» **Data to use**
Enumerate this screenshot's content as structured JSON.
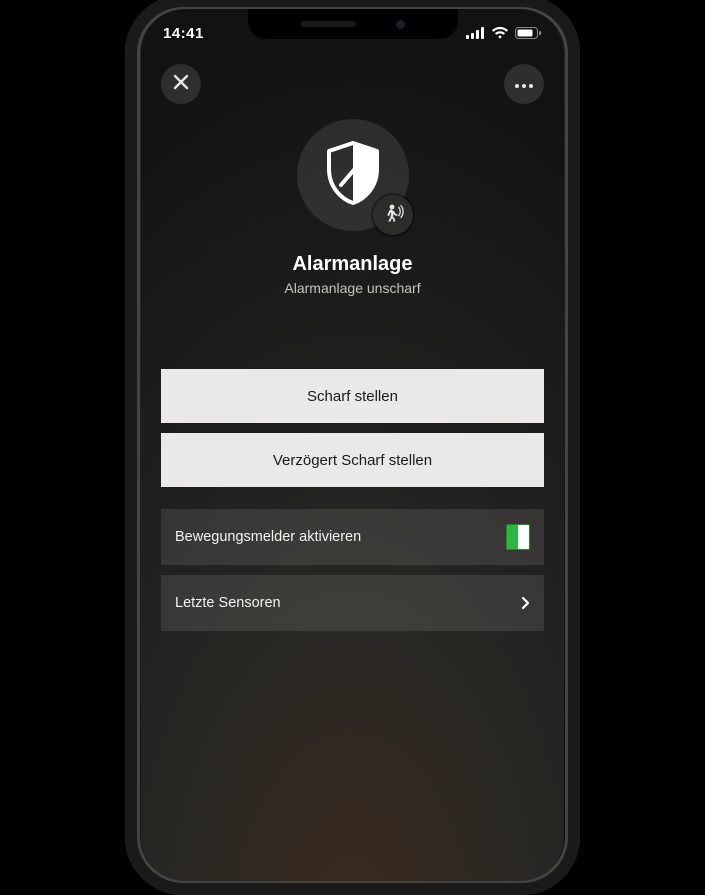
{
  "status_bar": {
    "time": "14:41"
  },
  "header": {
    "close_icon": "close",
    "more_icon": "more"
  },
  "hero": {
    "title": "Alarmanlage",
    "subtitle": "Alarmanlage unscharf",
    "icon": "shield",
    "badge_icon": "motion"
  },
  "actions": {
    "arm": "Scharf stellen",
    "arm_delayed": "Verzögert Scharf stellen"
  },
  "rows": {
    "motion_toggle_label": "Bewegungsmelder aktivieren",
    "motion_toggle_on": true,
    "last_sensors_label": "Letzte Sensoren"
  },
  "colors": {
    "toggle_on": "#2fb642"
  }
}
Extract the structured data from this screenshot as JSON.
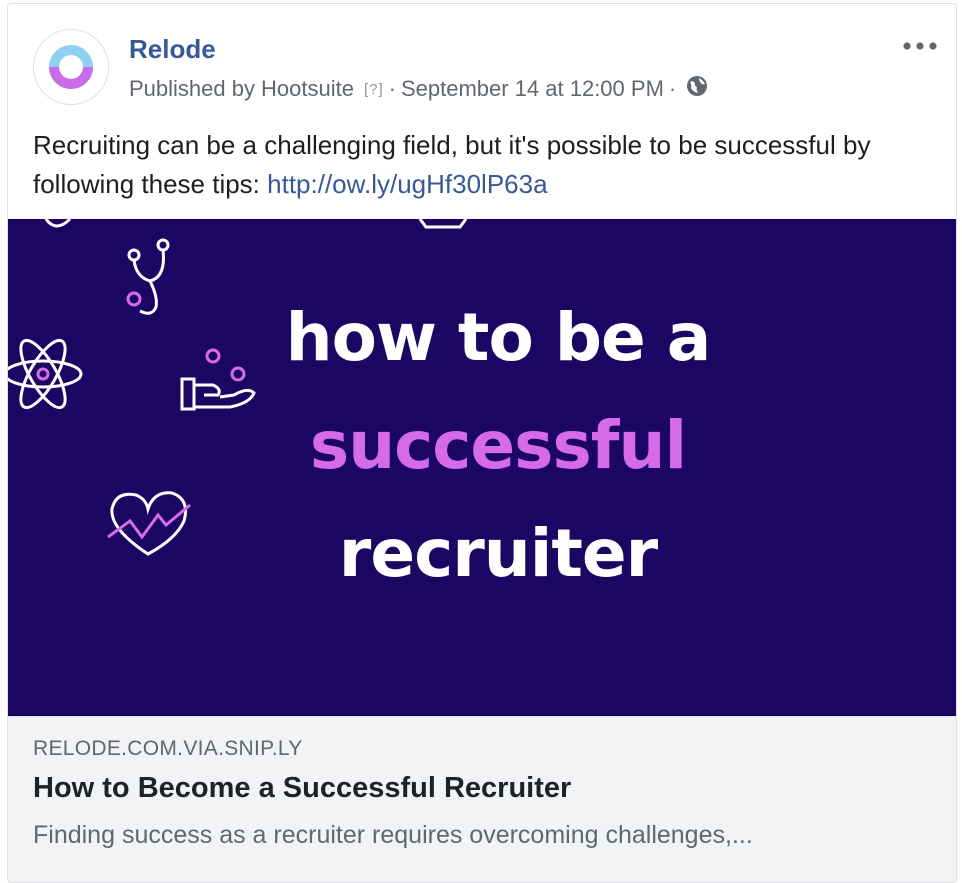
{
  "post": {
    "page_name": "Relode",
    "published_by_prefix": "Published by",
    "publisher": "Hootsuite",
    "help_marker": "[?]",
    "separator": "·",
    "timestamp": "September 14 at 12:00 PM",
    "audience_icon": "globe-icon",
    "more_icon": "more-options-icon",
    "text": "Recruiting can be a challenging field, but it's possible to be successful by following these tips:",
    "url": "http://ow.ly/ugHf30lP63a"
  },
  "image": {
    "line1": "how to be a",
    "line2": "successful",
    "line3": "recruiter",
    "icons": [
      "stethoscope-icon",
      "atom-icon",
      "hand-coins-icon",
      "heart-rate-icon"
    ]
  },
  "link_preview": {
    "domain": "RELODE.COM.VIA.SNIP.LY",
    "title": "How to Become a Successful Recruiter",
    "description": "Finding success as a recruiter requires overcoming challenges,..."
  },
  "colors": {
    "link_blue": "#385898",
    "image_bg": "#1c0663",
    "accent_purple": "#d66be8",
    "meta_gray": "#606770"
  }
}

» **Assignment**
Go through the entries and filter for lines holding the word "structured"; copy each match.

» **Result**
Enumerate this screenshot's content as structured JSON.
Extract the structured data from this screenshot as JSON.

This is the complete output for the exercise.